Germán understands the weight of this history, and as promised, she delivered practical, sustainable, and flexible ways for educators, students, and other learning community members to flourish. As she guided us through the various ways in which current myths in education that are packaged as helping all students can, in fact, perpetuate the horrors of our nation’s educational past, she asked us to reframe our approaches to these dangerous paths, and offers ways in which we can prevent the harm from spreading. One example includes standing up and speaking out against English Only practices. She explained, “Parents stop teaching in their cultural and home language, because they want their children to succeed in school. These children are not illiterate or lacking in linguistic skills. They have skills. How can our schools be places that acknowledge and celebrate these as strengths?” Collective nods circulated the room. The urgency to act grew as she asked, “How do our rules and practices continue cultural genocidal practices?” Without skipping a beat, she provided spaces where educators can find practical, vetted, and reputable sources to help us learn more and take practical steps towards cultivating just and inclusive educational spaces. Her list includes visiting the Learning for Justice website for educational resources, her latest book, Textured Teaching, and consulting with local community spaces. Before she closed, Germán remained true to her word; she once again acknowledged the challenges educators face when they speak up or work towards implementing culturally inclusive educational practices. She highlighted the power our words hold. She said, “Call it [just teaching practices] kindness if you need to” because any rules or practices that harm specific groups of children by way of exclusion, cultural erasure, or linguistic oppression “move[s] against the human instinct [and] human nature to be kind to others.”

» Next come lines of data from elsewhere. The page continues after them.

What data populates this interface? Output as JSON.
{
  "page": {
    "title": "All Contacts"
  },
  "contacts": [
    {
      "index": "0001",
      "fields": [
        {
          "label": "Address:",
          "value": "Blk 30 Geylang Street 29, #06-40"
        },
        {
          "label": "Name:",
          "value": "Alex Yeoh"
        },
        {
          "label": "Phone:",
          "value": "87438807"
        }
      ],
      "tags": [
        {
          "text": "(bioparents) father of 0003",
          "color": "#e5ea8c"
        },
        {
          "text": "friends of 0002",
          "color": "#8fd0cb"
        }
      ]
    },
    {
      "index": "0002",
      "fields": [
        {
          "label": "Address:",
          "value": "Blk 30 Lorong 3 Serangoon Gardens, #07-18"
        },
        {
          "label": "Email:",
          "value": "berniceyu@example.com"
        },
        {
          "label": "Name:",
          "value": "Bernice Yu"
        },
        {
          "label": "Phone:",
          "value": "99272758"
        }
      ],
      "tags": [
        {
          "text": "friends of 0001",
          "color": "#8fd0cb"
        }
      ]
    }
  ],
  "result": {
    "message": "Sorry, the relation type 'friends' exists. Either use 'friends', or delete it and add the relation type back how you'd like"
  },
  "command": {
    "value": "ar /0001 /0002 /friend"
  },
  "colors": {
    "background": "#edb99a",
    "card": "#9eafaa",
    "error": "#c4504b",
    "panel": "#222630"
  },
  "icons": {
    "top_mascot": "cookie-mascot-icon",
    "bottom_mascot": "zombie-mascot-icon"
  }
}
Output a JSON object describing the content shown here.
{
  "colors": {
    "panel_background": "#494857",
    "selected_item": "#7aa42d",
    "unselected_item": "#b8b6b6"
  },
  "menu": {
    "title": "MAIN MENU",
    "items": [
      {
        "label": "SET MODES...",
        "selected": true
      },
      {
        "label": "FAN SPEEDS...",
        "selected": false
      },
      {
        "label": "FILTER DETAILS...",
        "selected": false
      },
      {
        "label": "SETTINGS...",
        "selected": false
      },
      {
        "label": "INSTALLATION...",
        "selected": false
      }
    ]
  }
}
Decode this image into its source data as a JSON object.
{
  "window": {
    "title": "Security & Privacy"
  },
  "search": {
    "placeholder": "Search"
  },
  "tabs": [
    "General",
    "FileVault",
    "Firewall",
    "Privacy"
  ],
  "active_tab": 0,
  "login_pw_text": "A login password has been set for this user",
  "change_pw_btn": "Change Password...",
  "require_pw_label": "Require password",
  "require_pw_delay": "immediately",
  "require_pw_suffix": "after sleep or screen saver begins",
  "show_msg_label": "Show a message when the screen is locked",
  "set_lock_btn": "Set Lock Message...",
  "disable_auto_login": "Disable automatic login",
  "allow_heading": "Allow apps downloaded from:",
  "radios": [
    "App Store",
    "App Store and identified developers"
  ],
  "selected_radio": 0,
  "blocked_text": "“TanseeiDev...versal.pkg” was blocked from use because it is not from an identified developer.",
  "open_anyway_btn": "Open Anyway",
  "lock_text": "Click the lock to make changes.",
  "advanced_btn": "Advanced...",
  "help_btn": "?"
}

What mighty seeds Lorena Germán has planted for us all. I wonder what will happen when we nurture them? I long to see how bountiful they will be when they bloom.
Holly Spinelli is an advocate for equality through anti-racist, anti-bias, and anti-oppressive facilitation within and beyond the classroom. She continues to cultivate community-inspired work as an English teacher at Monroe-Woodbury High School in Central Valley, New York, and as an adjunct instructor in the English Department at SUNY Orange County Community College. She is an Academy for Teachers fellow and served two terms as an active member of the National Council of Teachers of English Committee Against Racism and Bias in the Teaching of English. She is currently an NCTE Open Educational Resources Fellow (2023). She is excited to be part of the NYSEC executive board.